### Problem description
What is the number of lines in the data that hold the string "JSON"? Reply with that number only.

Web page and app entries
'''
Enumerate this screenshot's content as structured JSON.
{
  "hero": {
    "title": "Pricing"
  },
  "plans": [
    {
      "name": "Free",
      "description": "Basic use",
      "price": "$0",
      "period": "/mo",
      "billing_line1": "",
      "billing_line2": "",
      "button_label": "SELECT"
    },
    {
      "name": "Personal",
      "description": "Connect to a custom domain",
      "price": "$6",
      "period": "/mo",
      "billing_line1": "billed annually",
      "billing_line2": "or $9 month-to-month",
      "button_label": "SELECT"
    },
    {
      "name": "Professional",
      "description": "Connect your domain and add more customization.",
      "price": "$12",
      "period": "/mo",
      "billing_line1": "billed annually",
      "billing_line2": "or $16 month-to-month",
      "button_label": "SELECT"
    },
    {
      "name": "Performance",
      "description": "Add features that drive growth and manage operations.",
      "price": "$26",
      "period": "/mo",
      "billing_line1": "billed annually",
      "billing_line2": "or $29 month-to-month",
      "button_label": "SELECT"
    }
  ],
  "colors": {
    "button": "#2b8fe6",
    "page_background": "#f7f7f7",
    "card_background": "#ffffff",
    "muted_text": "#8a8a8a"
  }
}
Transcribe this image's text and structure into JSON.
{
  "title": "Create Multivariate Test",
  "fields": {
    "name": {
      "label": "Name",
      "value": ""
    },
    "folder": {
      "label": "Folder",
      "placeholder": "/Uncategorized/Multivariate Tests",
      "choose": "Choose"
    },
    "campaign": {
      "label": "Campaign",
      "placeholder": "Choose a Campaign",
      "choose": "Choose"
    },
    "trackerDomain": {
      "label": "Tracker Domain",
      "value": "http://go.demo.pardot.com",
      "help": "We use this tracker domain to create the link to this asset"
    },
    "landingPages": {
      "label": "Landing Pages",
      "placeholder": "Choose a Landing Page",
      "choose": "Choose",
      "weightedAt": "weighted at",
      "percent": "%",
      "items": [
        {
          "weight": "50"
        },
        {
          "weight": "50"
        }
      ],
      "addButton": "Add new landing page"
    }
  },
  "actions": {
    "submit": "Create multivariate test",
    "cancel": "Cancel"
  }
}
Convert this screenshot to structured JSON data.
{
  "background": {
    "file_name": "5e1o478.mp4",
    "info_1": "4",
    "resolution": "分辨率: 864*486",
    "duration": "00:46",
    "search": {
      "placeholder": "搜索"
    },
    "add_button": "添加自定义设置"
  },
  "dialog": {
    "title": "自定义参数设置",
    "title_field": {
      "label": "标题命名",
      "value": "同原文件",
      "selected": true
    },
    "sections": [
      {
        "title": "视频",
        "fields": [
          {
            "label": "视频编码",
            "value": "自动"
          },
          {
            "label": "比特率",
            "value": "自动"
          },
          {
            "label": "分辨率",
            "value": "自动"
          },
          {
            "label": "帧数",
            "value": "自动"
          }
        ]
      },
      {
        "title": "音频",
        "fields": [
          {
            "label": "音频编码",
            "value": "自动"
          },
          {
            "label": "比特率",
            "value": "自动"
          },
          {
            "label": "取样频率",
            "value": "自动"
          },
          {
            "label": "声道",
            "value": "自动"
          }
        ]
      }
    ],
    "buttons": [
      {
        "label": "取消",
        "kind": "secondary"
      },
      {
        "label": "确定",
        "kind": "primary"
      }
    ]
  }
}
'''
### Written reply
3